The low wing monoplane aircraft is built with provision for catapult launch and an arrester hook for supply in an aircraft carrier-borne configuration, which can be fitted with a 6.60m-span folding wing. The two-seat tandem cockpit is fitted with a bird-proof single piece canopy.

Turbomeca-SNECMA Larzac 04-R20 turbofan engines

The MiG-AT is fitted with two Turbomeca-SNECMA Larzac 04-R20 turbofan engines each rated at 1,440kgf (14.40kN). For primary training the engine rating can be adjusted down to about 9kN.

"The MiG-AT can deliver cluster bombs and bombs up to 500kg."

The engines are equipped with MRT-931 Full Authority Digital Electronic Control (FADEC). An engine bleed fuel-pressurisation system allows high-altitude operation up to 14,000m. An alternative 16.7kN thrust Larzac 04-Y3 engine can be fitted.

Landing gear

The aircraft is fitted with retractable tricycle-type landing gear driven by Messier-Bugatti hydraulic pumps. Each unit has single wheels. The main landing gear is wide-tracked at 3.8m, allowing operation from unpaved runways.

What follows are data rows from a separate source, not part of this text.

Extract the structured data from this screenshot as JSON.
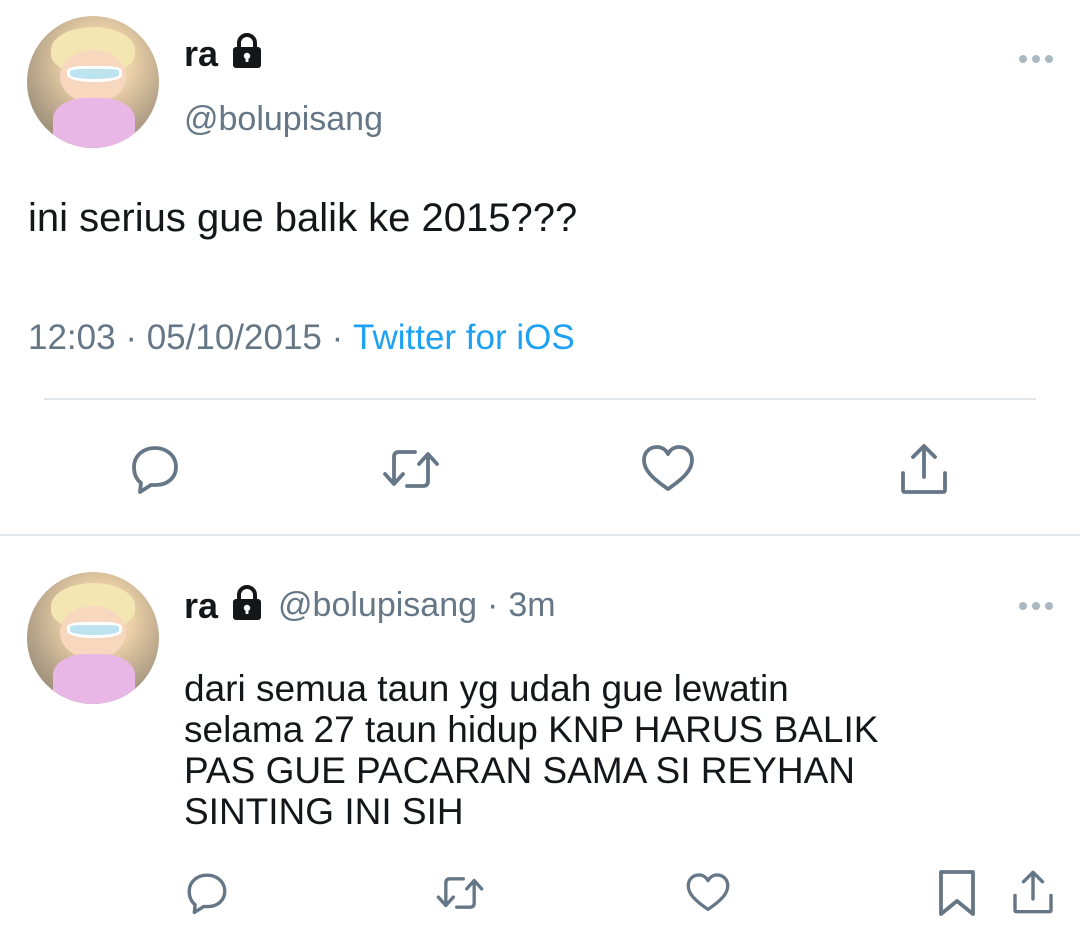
{
  "main_tweet": {
    "display_name": "ra",
    "handle": "@bolupisang",
    "text": "ini serius gue balik ke 2015???",
    "time": "12:03",
    "separator": "·",
    "date": "05/10/2015",
    "source": "Twitter for iOS",
    "icons": [
      "lock-icon",
      "more-icon",
      "reply-icon",
      "retweet-icon",
      "like-icon",
      "share-icon"
    ]
  },
  "reply_tweet": {
    "display_name": "ra",
    "handle": "@bolupisang",
    "separator": "·",
    "relative_time": "3m",
    "text_lines": [
      "dari semua taun yg udah gue lewatin",
      "selama 27 taun hidup KNP HARUS BALIK",
      "PAS GUE PACARAN SAMA SI REYHAN",
      "SINTING INI SIH"
    ],
    "icons": [
      "lock-icon",
      "more-icon",
      "reply-icon",
      "retweet-icon",
      "like-icon",
      "bookmark-icon",
      "share-icon"
    ]
  },
  "colors": {
    "text_primary": "#14171a",
    "text_secondary": "#657786",
    "link": "#1da1f2",
    "divider": "#e1e8ed"
  }
}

The MiG-AT has manoeuvrability comparable to front-line combat aircraft including MiG-29, Su-27, Rafale, Typhoon, F-15, F-16 and F/A-18.
The MiG-AT has a digital fly-by-wire system that allows the simulation of the flight behaviour of aircraft from agile fighters to heavy ground attack aircraft.
The combat trainer version of the MiG-AT has nine hard points for carrying up to 2,000kg or guided and unguided weapons.
RSK MiG has developed the MiG-AT trainer with European companies SNECMA (Safran), Turbomeca and Thales Avionics.
Training manoeuvres include sustained turns to a g-limit of +8g for advanced training and 4.5g for basic training, at a speed of Mach 0.85.
The front cockpit has a wide-field head up display, multifunction colour LCDs and helmet-mounted displays.
Flight training contains over thirty manoeuvres, including in-flight refuelling and the roll landing manoeuvre (landing by rear wheels with the fuselage nearly level.